What was it about Chandler's book that appealed to me? Well, in one way it seemed that Marlowe was a romantic. There's poetry in him, and a great sense of humor. Though he's a bit jaded, he still knows right from wrong. When he has to, he puts his life on the line. He's an individualist, irreverent, an investigator who left the police due to insubordination. Plus, he's good at what he does. Very good.
Years ago Joseph Campbell recorded a series of conversations with Bill Moyers and George Lucas. Campbell, as you probably know, wrote extensively about myth, and how myths inform our writing today. (Check out Campbell's book, HERO WITH A THOUSAND FACES.) Lucas, who created the STAR WARS saga, was a devotee of Campbell's.
But myth structure is not only for science fiction. When we look at Raymond Chandler, we see how he uses the story of the knight-errant. (In fact, before he settled on the name of Marlowe, Chandler had called his private eye Mallory, the same name as the author who wrote MORTE D'ARTHUR.) And Chandler's private-eye-as-knight-errant goes forward to this day.
So, what's a knight-errant? They are warriors, highly skilled, who travel the countryside. They are knights who may or may not have a king to command them. They are men (and these days, women) who look for trouble. Who were some of the famous knight-errants?
Amadis de Gaula
The Ronin of Japan can fit into this category of hero, (the Japanese film by Kurosawa, YOJIMBO, based on the Hammett novel RED HARVEST) as well as the American cowboy (A FISTFUL OF DOLLARS, based on YOJIMBO – talk about coming full circle!).
Are there modern equivalents to the knight-errant?
At the Indiana Bouchercon I had a pleasant conversation with Lee Child, and we talked about myth and its importance in writing. Mr Child talked about the myth of the knight-errant, and its impact on his writing about Reacher, a warrior and a loner, who wanders the countryside, righting wrongs, and rescuing fair maidens. Sound familiar?
I see my private eye, Willis Gidney, as a knight errant. For me, the journey of the hero is a means of self-discovery. This is one of the changes in modern detective stories – that the mystery to be solved is not exclusively that of the detective's client, but also, in part, that of the detective him/herself. That, instead of the private eye as an immutable character, she/he changes over time, grows, and maybe even learns something.
I think Tony Hillerman did a wonderful job when he wrote about Navajo Tribal Policemen Leaphorn and Chee – you can see them progress and change from book to book. There's a psychological variant on the detective story: in the film LETHAL WEAPON, the detective is suicidal, but over the course of the story learns to overcome (some of) his self-destructive tendencies. In THE SEVEN PER CENT SOLUTION, Holmes must rid himself of cocaine addiction, while solving a baffling case.

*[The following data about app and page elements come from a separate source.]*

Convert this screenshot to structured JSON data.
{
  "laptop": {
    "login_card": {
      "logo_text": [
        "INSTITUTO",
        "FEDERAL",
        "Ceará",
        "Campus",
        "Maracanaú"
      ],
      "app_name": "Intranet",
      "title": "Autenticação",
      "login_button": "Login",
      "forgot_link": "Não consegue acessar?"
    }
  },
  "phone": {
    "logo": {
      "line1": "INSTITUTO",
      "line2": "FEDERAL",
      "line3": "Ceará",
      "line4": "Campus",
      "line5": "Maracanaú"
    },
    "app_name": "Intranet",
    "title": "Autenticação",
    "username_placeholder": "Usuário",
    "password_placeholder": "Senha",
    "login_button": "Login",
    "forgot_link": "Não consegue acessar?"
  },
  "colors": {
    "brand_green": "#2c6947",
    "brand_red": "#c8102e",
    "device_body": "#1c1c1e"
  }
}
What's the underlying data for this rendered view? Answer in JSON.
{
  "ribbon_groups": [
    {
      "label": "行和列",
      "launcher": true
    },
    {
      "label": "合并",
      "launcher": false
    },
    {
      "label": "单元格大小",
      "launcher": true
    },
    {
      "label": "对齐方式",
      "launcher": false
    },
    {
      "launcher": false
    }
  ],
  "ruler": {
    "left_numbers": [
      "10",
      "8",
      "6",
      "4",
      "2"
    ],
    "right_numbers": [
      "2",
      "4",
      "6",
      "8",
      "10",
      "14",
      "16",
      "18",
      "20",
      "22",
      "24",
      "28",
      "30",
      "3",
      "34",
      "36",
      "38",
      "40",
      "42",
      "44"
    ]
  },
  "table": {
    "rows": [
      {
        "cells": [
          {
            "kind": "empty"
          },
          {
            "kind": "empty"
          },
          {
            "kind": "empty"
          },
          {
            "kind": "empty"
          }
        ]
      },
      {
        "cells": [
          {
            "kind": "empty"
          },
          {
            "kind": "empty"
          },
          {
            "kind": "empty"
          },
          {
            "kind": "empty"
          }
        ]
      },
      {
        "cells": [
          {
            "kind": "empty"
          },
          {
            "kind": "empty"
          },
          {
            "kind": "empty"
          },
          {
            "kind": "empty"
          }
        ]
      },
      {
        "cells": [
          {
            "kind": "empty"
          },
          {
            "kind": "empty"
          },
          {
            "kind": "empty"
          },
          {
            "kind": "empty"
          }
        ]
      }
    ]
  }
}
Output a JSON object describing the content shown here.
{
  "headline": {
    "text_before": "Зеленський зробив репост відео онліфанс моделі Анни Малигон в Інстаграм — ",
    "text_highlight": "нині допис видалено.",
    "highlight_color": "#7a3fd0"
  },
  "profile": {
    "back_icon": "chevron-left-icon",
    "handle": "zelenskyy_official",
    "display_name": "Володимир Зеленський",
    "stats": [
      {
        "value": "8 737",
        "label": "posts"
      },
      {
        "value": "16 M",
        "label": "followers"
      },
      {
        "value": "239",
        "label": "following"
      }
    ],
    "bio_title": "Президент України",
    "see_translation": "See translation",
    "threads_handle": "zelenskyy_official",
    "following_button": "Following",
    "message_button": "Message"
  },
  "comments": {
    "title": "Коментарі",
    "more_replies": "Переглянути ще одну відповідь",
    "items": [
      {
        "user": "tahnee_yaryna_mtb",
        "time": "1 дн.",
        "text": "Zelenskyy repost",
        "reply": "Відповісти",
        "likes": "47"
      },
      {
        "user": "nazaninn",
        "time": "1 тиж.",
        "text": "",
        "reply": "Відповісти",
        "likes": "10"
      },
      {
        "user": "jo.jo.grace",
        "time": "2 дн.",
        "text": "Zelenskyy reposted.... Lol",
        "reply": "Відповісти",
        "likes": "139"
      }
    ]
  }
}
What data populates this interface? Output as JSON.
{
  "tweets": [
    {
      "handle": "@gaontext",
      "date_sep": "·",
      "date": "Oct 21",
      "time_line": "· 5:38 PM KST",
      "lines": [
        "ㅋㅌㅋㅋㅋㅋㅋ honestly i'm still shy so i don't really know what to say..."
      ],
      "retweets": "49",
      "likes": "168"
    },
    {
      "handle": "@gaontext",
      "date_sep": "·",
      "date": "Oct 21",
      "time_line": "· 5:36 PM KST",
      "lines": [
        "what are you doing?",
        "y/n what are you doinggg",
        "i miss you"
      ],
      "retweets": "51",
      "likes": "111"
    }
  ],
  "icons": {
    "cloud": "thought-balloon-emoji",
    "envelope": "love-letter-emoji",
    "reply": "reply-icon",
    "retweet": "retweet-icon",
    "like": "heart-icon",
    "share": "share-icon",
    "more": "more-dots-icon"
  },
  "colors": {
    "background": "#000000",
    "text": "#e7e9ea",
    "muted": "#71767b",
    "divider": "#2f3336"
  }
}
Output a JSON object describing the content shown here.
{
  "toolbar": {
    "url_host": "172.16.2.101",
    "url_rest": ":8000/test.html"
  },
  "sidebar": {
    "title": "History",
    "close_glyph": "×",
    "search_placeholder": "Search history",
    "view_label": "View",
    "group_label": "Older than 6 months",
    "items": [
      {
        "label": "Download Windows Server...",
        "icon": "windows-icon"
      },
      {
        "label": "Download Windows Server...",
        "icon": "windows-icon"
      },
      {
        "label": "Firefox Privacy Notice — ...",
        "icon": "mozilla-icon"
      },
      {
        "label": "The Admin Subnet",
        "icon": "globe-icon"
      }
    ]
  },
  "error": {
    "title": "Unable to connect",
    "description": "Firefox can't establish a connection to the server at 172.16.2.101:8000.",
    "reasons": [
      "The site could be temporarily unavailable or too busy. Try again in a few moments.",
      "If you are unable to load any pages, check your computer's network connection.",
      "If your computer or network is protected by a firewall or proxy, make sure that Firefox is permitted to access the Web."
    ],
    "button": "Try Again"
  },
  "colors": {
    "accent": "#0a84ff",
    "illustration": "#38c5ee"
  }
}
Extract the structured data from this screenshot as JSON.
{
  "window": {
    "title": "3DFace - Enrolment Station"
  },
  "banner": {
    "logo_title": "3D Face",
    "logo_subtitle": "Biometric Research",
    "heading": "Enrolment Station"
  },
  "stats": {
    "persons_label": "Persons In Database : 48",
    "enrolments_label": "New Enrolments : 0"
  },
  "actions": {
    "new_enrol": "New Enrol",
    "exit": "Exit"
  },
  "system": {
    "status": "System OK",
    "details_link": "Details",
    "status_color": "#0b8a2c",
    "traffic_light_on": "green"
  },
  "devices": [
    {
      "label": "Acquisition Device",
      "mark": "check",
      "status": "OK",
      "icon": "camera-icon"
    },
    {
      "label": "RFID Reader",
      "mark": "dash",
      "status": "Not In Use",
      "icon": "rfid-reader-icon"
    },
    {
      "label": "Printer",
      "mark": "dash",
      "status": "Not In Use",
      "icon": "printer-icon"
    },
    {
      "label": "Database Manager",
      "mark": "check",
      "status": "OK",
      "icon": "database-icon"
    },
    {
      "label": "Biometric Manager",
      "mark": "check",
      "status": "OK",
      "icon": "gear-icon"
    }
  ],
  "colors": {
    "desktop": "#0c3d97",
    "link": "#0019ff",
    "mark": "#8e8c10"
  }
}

When I write about the private eye in STEAL THE SHOW, I'm writing about a guy who had been abandoned as a child. His first six years of life are a blank. And this affects his actions, the cases he takes, the reasons for doing what he does. You and I might not go down the paths Gidney travels but, as the writer, it's my job to help you understand why Gidney chooses certain paths over others.
How about your hero? Can you relate him or her to this classic myth?